The government’s chief economic forecasting gauge shot up 0.8% in April as it reversed course after posting declines in the previous two months, the Commerce Department said today.
The upward turn in the index of leading economic indicators allowed the index to steer clear of the traditional signal of a forthcoming recession--three declines in a row.
The index, designed to foretell economic activity six to nine months into the future, had dropped a revised 0.6% in March and 0.3% in February.
Analysts said April’s upturn, which had been widely anticipated, was consistent with the view that while the economy is slowing, there still is enough strength left to power the record peacetime expansion through its seventh year.
“It wasn’t a good bet, it isn’t a good bet and it’s not going to be a good bet in the fall that a recession is about to occur,” economist James Annable of First National Bank of Chicago said in anticipation of today’s report.
Last month’s increase in the index was the biggest rise since a similar 0.8% jump in January.
Using the three-month rule of thumb for predicting recessions, the index has correctly forecast all eight economic downturns that have occurred since 1948, but it also has flashed false recession signals on five other occasions.
Most recently, the index declined five times in a row in the months surrounding the October, 1987, stock market crash, from which the economy emerged unscathed.
In April, eight of the 11 forward-looking business statistics that make up the composite index pointed upward, led by an increase in manufacturers’ orders for consumer goods.

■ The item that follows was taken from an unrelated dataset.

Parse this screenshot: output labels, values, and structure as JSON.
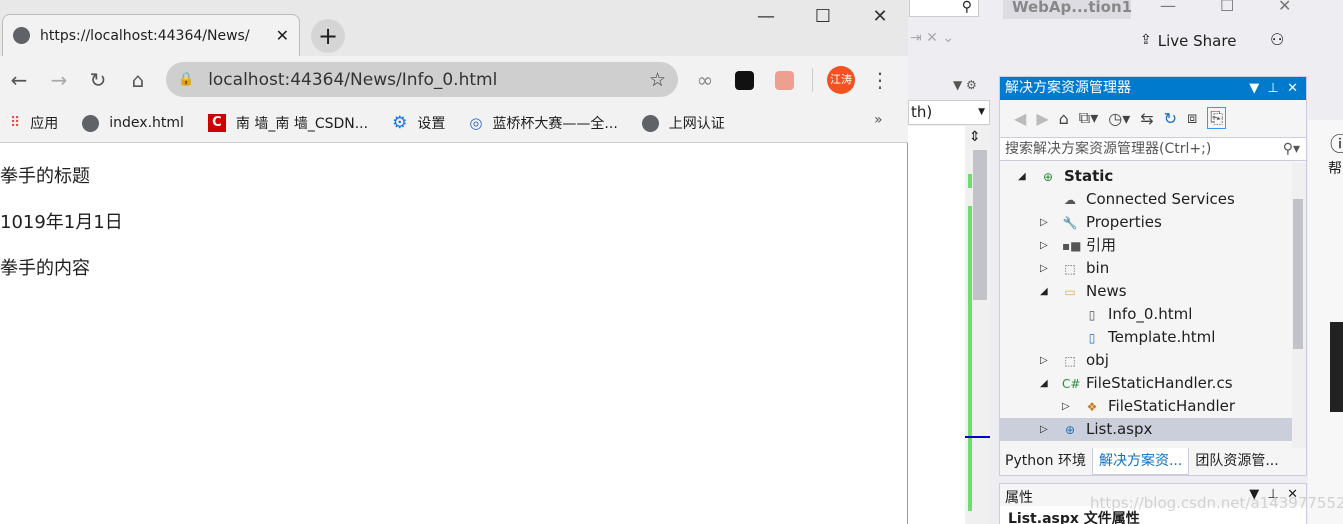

Other indicators making positive contributions were rising building permits; a longer average workweek; higher stock prices; a decrease in initial claims for jobless benefits; slower vendor deliveries, signaling stronger demand; a gain in orders for new plants and equipment, and an increase in manufacturers’ unfilled orders.
3 Indicators Drop
Three indicators pointed downward: a drop in an index measuring consumer confidence; a contraction in the money supply, and falling prices for sensitive materials, indicating slower demand.
The various changes left the index at 145.7% of its 1982 base of 100. The index has advanced 1.3% over the last six months, contrasted with a 1.7% increase over the previous six-month period.
Annable said recent reports on the economy’s performance indicate that growth will slow to a more sustainable level and “suggest this economy is in better shape for growth than even we optimists thought.”
Pessimists are also rethinking their views.
Robert Dederick, chief economist for Northern Trust Co. in Chicago, has been forecasting a mild recession by year’s end but now concedes, “The odds are by no means convincing, even to me.
“The evidence is coming on the side of a soft landing--continued but subdued growth.”
That is just what the Federal Reserve has been trying to produce by nudging up interest rates.
Dederick said an upturn in the index “doesn’t mean that we should be looking for the economy to go roaring off, but it does weaken the case that the slowdown is going to develop into recession proportions.”